3974 NW South River Dr. Miami Springs, FL 33142
Miami Beach Population
Miami Beach Elevation
Miami-Dade County sales tax is 7 percent. An additional hotel room tax is 6 percent in Miami-Dade County, with the exception of Surfside and Bal Harbour, where the resort tax is 4 percent.
(305) 476-5423 (Miami-Dade County) or (305) 579-6111 (Miami)
(786) 331-5000 (Miami-Dade County) or (305) 416-5400 (Miami)
Time and Temperature

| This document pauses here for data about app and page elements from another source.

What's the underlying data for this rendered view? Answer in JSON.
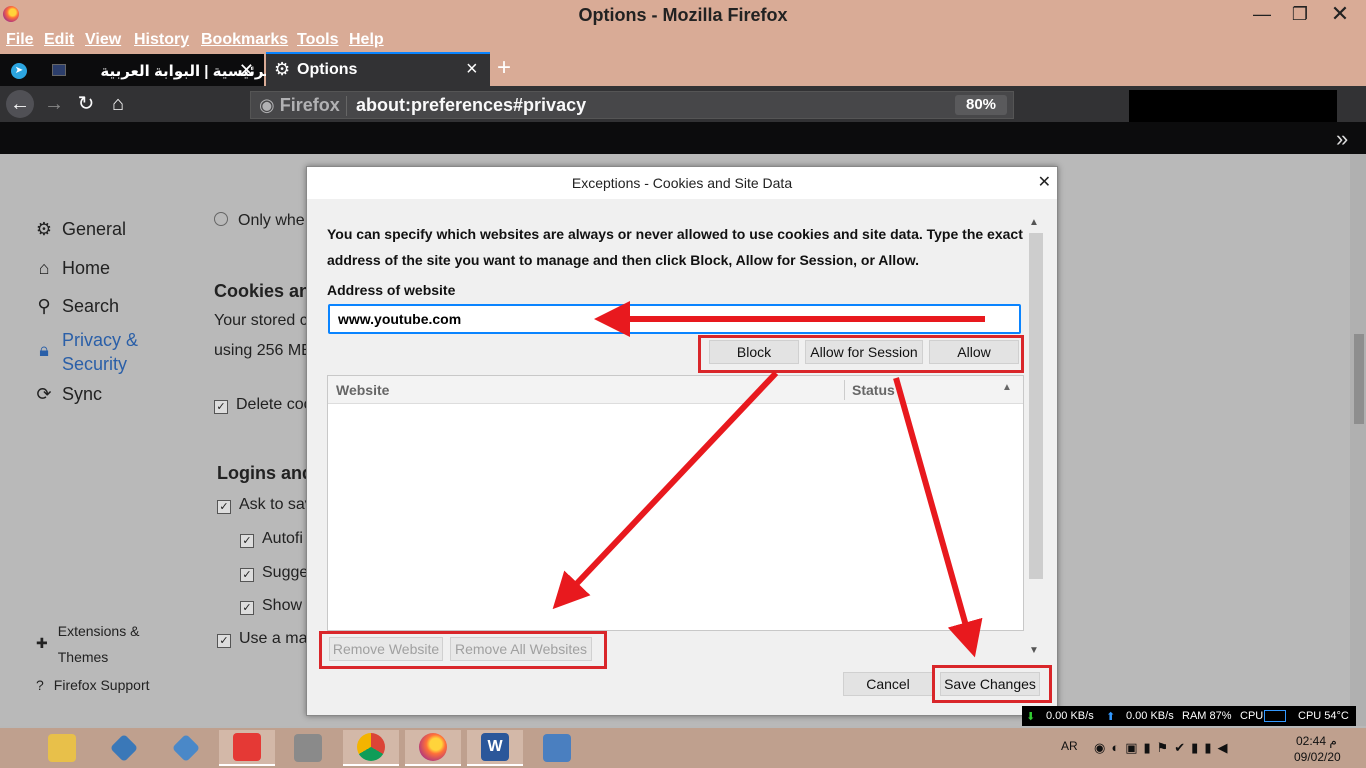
{
  "window": {
    "title": "Options - Mozilla Firefox",
    "controls": {
      "minimize": "—",
      "maximize": "❐",
      "close": "✕"
    }
  },
  "menu": [
    "File",
    "Edit",
    "View",
    "History",
    "Bookmarks",
    "Tools",
    "Help"
  ],
  "tabs": [
    {
      "label": "الرئيسية | البوابة العربية"
    },
    {
      "label": "Options"
    }
  ],
  "nav": {
    "identity": "Firefox",
    "url": "about:preferences#privacy",
    "zoom": "80%"
  },
  "sidebar": {
    "items": [
      {
        "label": "General",
        "icon": "gear-icon"
      },
      {
        "label": "Home",
        "icon": "home-icon"
      },
      {
        "label": "Search",
        "icon": "search-icon"
      },
      {
        "label": "Privacy &",
        "label2": "Security",
        "icon": "lock-icon"
      },
      {
        "label": "Sync",
        "icon": "sync-icon"
      }
    ],
    "footer": [
      {
        "label": "Extensions &",
        "label2": "Themes",
        "icon": "puzzle-icon"
      },
      {
        "label": "Firefox Support",
        "icon": "help-icon"
      }
    ]
  },
  "pane": {
    "only_when": "Only whe",
    "cookies_heading": "Cookies and",
    "stored_line": "Your stored c",
    "using_line": "using 256 ME",
    "delete_cookies": "Delete coo",
    "logins_heading": "Logins and",
    "ask_to_save": "Ask to sav",
    "autofill": "Autofi",
    "suggest": "Sugge",
    "show": "Show",
    "use_master": "Use a mas"
  },
  "dialog": {
    "title": "Exceptions - Cookies and Site Data",
    "description": "You can specify which websites are always or never allowed to use cookies and site data. Type the exact address of the site you want to manage and then click Block, Allow for Session, or Allow.",
    "address_label": "Address of website",
    "address_value": "www.youtube.com",
    "buttons": {
      "block": "Block",
      "allow_session": "Allow for Session",
      "allow": "Allow"
    },
    "table": {
      "col_website": "Website",
      "col_status": "Status",
      "rows": []
    },
    "remove_website": "Remove Website",
    "remove_all": "Remove All Websites",
    "cancel": "Cancel",
    "save": "Save Changes"
  },
  "taskbar": {
    "apps": [
      "file-explorer",
      "app-2",
      "app-3",
      "app-4",
      "app-5",
      "chrome",
      "firefox",
      "word",
      "app-9"
    ],
    "language": "AR",
    "clock": "02:44 م",
    "date": "09/02/20"
  },
  "netmeter": {
    "down": "0.00 KB/s",
    "up": "0.00 KB/s",
    "ram": "RAM 87%",
    "cpu_label": "CPU",
    "cpu_temp": "CPU 54°C"
  },
  "colors": {
    "annotation_red": "#d9262a",
    "accent_blue": "#0a84ff"
  }
}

Baptist Hospital of Miami, (786) 596-1960; Jackson South Community Hospital, (305) 251-2500; North Shore Medical Center, (305) 835-6000; University of Miami Hospital, (305) 689-5511; Westchester General Hospital, (305) 264-5252.
701 Brickell Ave. Suite 2700 Miami, FL 33131. Phone:(305)539-3000 or (800)933-8448
Miami International Airport
Miami and Miami Beach are served by many major car rental agencies. Hertz, (800) 654-3080, or (305) 871-0300 at Miami International Airport, and (305) 534-4661 inside the Fontainebleau Resort in Miami Beach, offers discounts to AAA members.
The Amtrak Station is at 8303 N.W. 37th Ave. For arrival information phone (305) 835-1221; for reservations and other information phone (800) 872-7245.
Greyhound Lines Inc. stations are at 3801 N.W. 21st St., (305) 871-1810, in Miami; at 16000 N.W. Seventh Ave., (305) 688-7277, in North Miami.
Cabs are plentiful and operate on the meter system. Fares are $2.95 base fee plus $2.40 per mile and 40c for each minute of waiting. A $1 fuel surcharge and an airport surcharge may apply. The largest companies are Yellow Cab Co., (305) 444-4444, and Metro Taxi, (305) 888-8888.
Transportation by elevated light rail, people mover and bus is available in Miami.